Bookstores are really popular in Japan. You find them all over the place. Japanese readers still prefer books to e-readers and they read a lot on trains and subways, so the books have always been paperback and kind of hand sized. And because of the writing, the books are very slim. Anyway, Japanese readers love mysteries and Agatha Christie is still a favorite. In fact, their public broadcasting channel, NHK, did an animated Agatha Christie series starring Hercule Poirot, Miss Marple, and a girl named Mabel with a duck. Besides Mabel and the duck, the mysteries were pretty true to the original stories. You also see a lot of mysteries on TV, particularly detective stories. I think there is a love of crime drama because there’s not a lot of crime, so it’s very entertaining. That’s just a hypothesis though.
Can I just say, Mabel and the duck. Does it get any better?
Before you go, what can we expect next after Death in Perspective ?
I’m writing The Body in the Landscape now (#5), which will come out sometime next year. Cherry’s hired to do a “kill portrait” for a Hogzilla hunting contest at Big Rack Lodge and finds a body while painting a landscape in the first line (hence the title). I’m so thrilled for the chance to write about Hogzilla. They are something of a true legend around here. A 1,000+ pound feral hog was killed close to where I live a few years ago. And of course, there’s Cherry and the mystery. Seven bow hunters trapped in a bunkhouse in the middle of a hunting preserve during a November storm. Which one will die next and which one’s the killer? Fun, fun.
A Cherry Tucker Mystery #4
Paperback: 250 pages
Publisher: Henery Press; First edition (June 24, 2014)
E-book File Size: 594 KB
The curtain rises on Cherry Tucker’s debut as a high school set designer at the posh Peerless Day Academy. Cherry’s been hired for an adaptation of Romeo and Juliet, but the drama director is hoping Cherry can also turn the spotlight on a malicious social media bully who’s sending poisonous texts to the faculty.
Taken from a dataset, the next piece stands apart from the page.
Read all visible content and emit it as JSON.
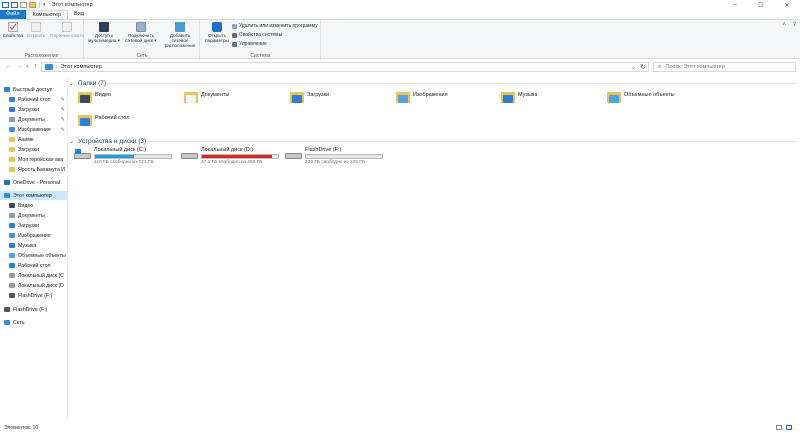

The director’s got his own drama to hide, and the phantom texter seems eager to spill school secrets. When the principal’s secretary commits suicide, Cherry suspects foul play.
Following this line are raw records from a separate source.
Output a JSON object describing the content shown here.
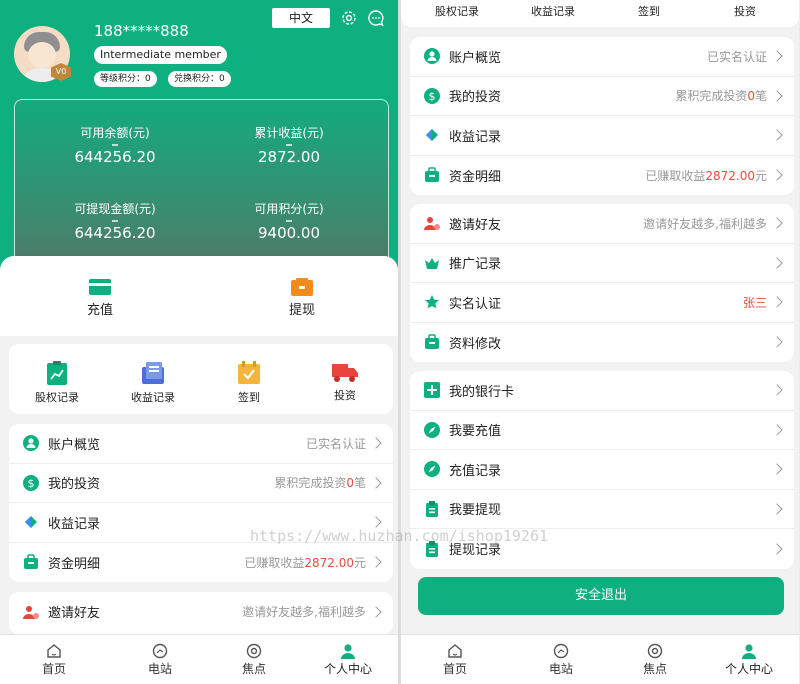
{
  "profile": {
    "phone": "188*****888",
    "member_level": "Intermediate member",
    "avatar_badge": "V0",
    "grade_points": "等级积分：0",
    "exchange_points": "兑换积分：0",
    "language_button": "中文"
  },
  "balances": [
    {
      "label": "可用余额(元)",
      "value": "644256.20"
    },
    {
      "label": "累计收益(元)",
      "value": "2872.00"
    },
    {
      "label": "可提现金额(元)",
      "value": "644256.20"
    },
    {
      "label": "可用积分(元)",
      "value": "9400.00"
    }
  ],
  "actions": {
    "recharge": "充值",
    "withdraw": "提现"
  },
  "grid": [
    "股权记录",
    "收益记录",
    "签到",
    "投资"
  ],
  "menu_account": [
    {
      "label": "账户概览",
      "sub": "已实名认证"
    },
    {
      "label": "我的投资",
      "sub_prefix": "累积完成投资",
      "sub_highlight": "0",
      "sub_suffix": "笔"
    },
    {
      "label": "收益记录",
      "sub": ""
    },
    {
      "label": "资金明细",
      "sub_prefix": "已赚取收益",
      "sub_highlight": "2872.00",
      "sub_suffix": "元"
    }
  ],
  "menu_invite": [
    {
      "label": "邀请好友",
      "sub": "邀请好友越多,福利越多"
    },
    {
      "label": "推广记录",
      "sub": ""
    },
    {
      "label": "实名认证",
      "sub": "张三"
    },
    {
      "label": "资料修改",
      "sub": ""
    }
  ],
  "menu_bank": [
    {
      "label": "我的银行卡"
    },
    {
      "label": "我要充值"
    },
    {
      "label": "充值记录"
    },
    {
      "label": "我要提现"
    },
    {
      "label": "提现记录"
    }
  ],
  "logout": "安全退出",
  "nav": [
    "首页",
    "电站",
    "焦点",
    "个人中心"
  ],
  "watermark": "https://www.huzhan.com/ishop19261",
  "colors": {
    "primary": "#0fb07f",
    "highlight": "#e84d3d",
    "muted": "#999999"
  }
}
Deputy Luke Harper is ready to return as Cherry’s leading man. He’s eager to assist in finding the phantom culprit, but Cherry fears family secrets offstage may doom them to the role as star-crossed lovers. With the bully waiting for a murderous encore and her own family skeletons to hide, Cherry scrambles to find her brother and the mysterious texter before the phantom decides it’s curtains for Cherry and forces her to take a final bow.
Fun. Fun. Fun. Cherry is like Lucy and Ethel all rolled into one Southern package. Rather timely, this deals with bullying. I enjoyed the whole Tara storyline (Luke’s ex/stalker). Shawna is busy giving Cherry you know what on Facebook. Cherry is a bit down in this installment. Her love life with Luke is a continuing problem. As anyone who reads this blog knows, I haven’t liked Luke from the beginning. I see Cherry with Max. The whole Branson connection (and Cody) is heating up and should be interesting in upcoming books. Oh yeah, the mystery is top notch too but I just read this series for the characters LOL! If you haven’t started yet, go right now and get the first in the series and catch up with the rest of us! ♥♥♥♥♥
Amazon Author Page: http://amzn.to/1qMwr29
June 24 – Mommasez… – Review, Interview, Giveaway
June 25 – readalot blog – Review, Giveaway
June 26 – Chloe Gets A Clue – Interview
June 27 – Shelley’s Book Case – Review, Giveaway
June 28 – Carole’s Book Corner – Review
June 29 – off
June 30 – deal sharing aunt – Interview, Giveaway
July 1 – Traci Andrighetti’s blog – Review
July 2 – A Chick Who Reads – Review
July 3 – Michelle’s Romantic Tangle – Review, Interview
July 4 – off
July 5 – rantin’ ravin’ and reading – Review, Interview, Giveaway
July 6 – Back Porchervations – Review
July 7 – Traveling With T – Review, Interview, Giveaway
July 8 – Melina’s Book Blog – Review, Giveaway
July 9 – Community Bookstop – Review